## Calculus 10th Edition

Rewrite: $(\frac{\pi}{9})(x^{-2})$; Differentiate: $(\frac{\pi}{9})(-2)(x^{-2-1})$; Simplify: $\frac{-2\pi}{9x^3}$.
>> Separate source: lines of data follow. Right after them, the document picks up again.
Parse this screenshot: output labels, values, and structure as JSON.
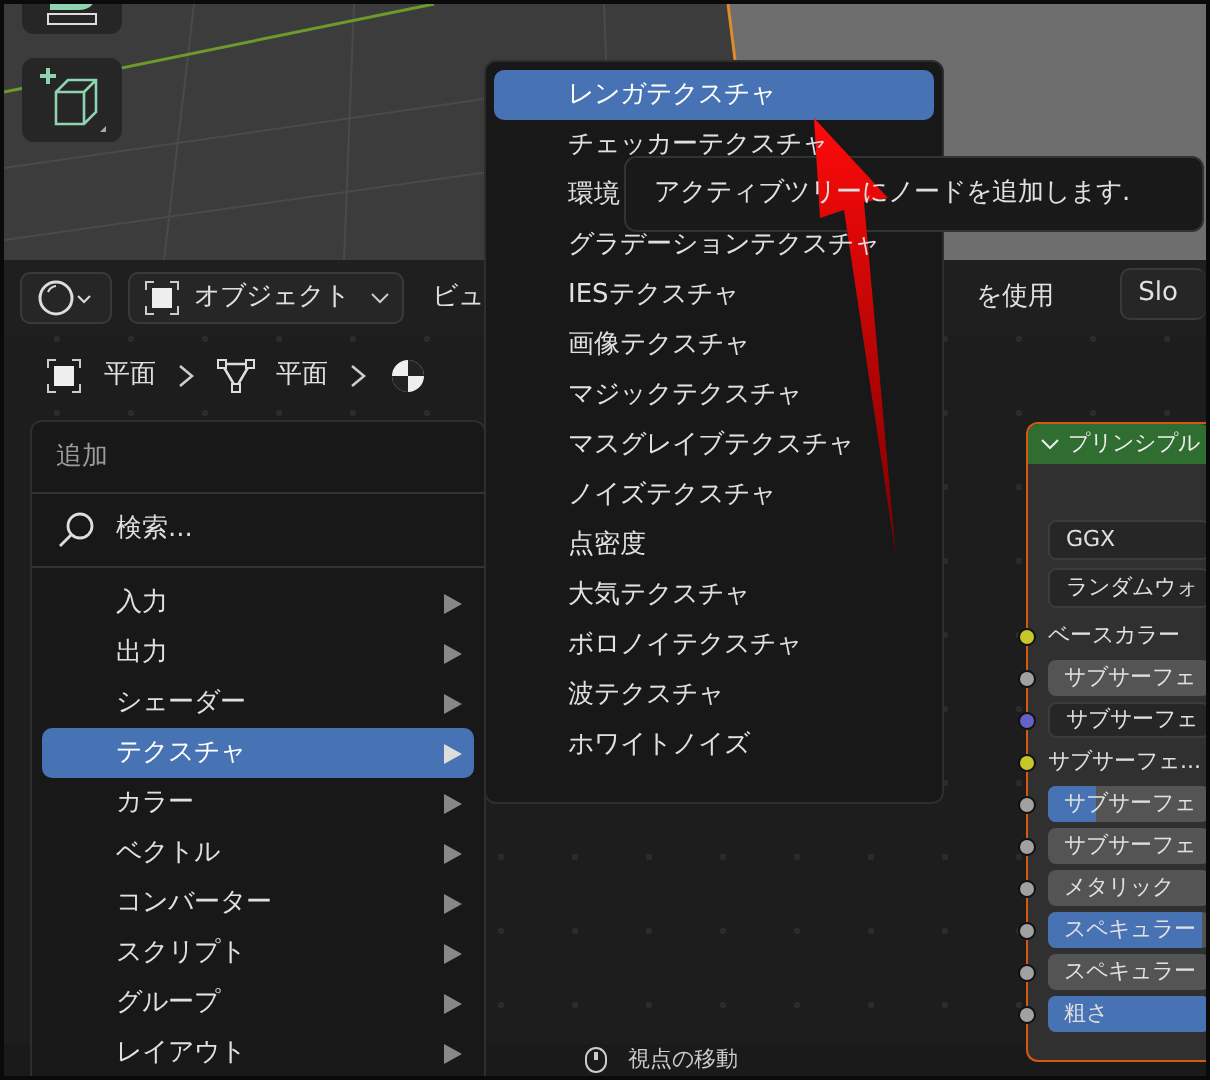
{
  "viewport": {
    "tools": [
      {
        "kind": "measure"
      },
      {
        "kind": "add-cube"
      }
    ]
  },
  "header": {
    "mode_dropdown": {
      "label": "オブジェクト"
    },
    "menus": [
      "ビュ",
      "を使用"
    ],
    "slot_button": {
      "label": "Slo"
    }
  },
  "breadcrumb": [
    {
      "kind": "object",
      "label": "平面"
    },
    {
      "kind": "mesh",
      "label": "平面"
    },
    {
      "kind": "material"
    }
  ],
  "add_menu": {
    "title": "追加",
    "search": {
      "placeholder": "検索..."
    },
    "items": [
      {
        "label": "入力",
        "selected": false
      },
      {
        "label": "出力",
        "selected": false
      },
      {
        "label": "シェーダー",
        "selected": false
      },
      {
        "label": "テクスチャ",
        "selected": true
      },
      {
        "label": "カラー",
        "selected": false
      },
      {
        "label": "ベクトル",
        "selected": false
      },
      {
        "label": "コンバーター",
        "selected": false
      },
      {
        "label": "スクリプト",
        "selected": false
      },
      {
        "label": "グループ",
        "selected": false
      },
      {
        "label": "レイアウト",
        "selected": false
      }
    ]
  },
  "texture_submenu": {
    "items": [
      {
        "label": "レンガテクスチャ",
        "selected": true
      },
      {
        "label": "チェッカーテクスチャ",
        "selected": false
      },
      {
        "label": "環境",
        "selected": false
      },
      {
        "label": "グラデーションテクスチャ",
        "selected": false
      },
      {
        "label": "IESテクスチャ",
        "selected": false
      },
      {
        "label": "画像テクスチャ",
        "selected": false
      },
      {
        "label": "マジックテクスチャ",
        "selected": false
      },
      {
        "label": "マスグレイブテクスチャ",
        "selected": false
      },
      {
        "label": "ノイズテクスチャ",
        "selected": false
      },
      {
        "label": "点密度",
        "selected": false
      },
      {
        "label": "大気テクスチャ",
        "selected": false
      },
      {
        "label": "ボロノイテクスチャ",
        "selected": false
      },
      {
        "label": "波テクスチャ",
        "selected": false
      },
      {
        "label": "ホワイトノイズ",
        "selected": false
      }
    ]
  },
  "tooltip": {
    "text": "アクティブツリーにノードを追加します."
  },
  "node": {
    "title": "プリンシプル",
    "expanded": true,
    "dropdowns": [
      "GGX",
      "ランダムウォ"
    ],
    "sockets": [
      {
        "kind": "label",
        "label": "ベースカラー",
        "color": "#c7c729"
      },
      {
        "kind": "field",
        "label": "サブサーフェ",
        "color": "#a1a1a1"
      },
      {
        "kind": "vector",
        "label": "サブサーフェ",
        "color": "#6363c7"
      },
      {
        "kind": "label",
        "label": "サブサーフェ...",
        "color": "#c7c729"
      },
      {
        "kind": "slider",
        "label": "サブサーフェ",
        "color": "#a1a1a1",
        "level": 0.3
      },
      {
        "kind": "field",
        "label": "サブサーフェ",
        "color": "#a1a1a1"
      },
      {
        "kind": "field",
        "label": "メタリック",
        "color": "#a1a1a1"
      },
      {
        "kind": "slider",
        "label": "スペキュラー",
        "color": "#a1a1a1",
        "level": 0.95
      },
      {
        "kind": "field",
        "label": "スペキュラー",
        "color": "#a1a1a1"
      },
      {
        "kind": "slider",
        "label": "粗さ",
        "color": "#a1a1a1",
        "level": 1
      }
    ]
  },
  "status_bar": {
    "hint": "視点の移動"
  }
}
First, remember that $\pi$ is a CONSTANT hence we treat it like any number! To rewrite, notice that not only is $x$ raised to the power of two but $3x$ is; hence the denominator becomes $9x^2$. Then, using the index rule($\frac{1}{x^n}=x^{-n}$) take $x^2$ to the numerator to get $(\frac{\pi}{9})(x^{-2})$. To differentiate, use the power rule to get the derivative of $x^{-2}$ which is $(-2)(x^{-2-1})$; hence the overall derivative is the derivative of $x^{-2}$ times $\frac{\pi}{9}$ which is $(\frac{\pi}{9})(-2)(x^{-2-1})$. To simplify, all you have to do is take $x^{-3}$ to the denominator to get overall $\frac{-2\pi}{9x^3}$.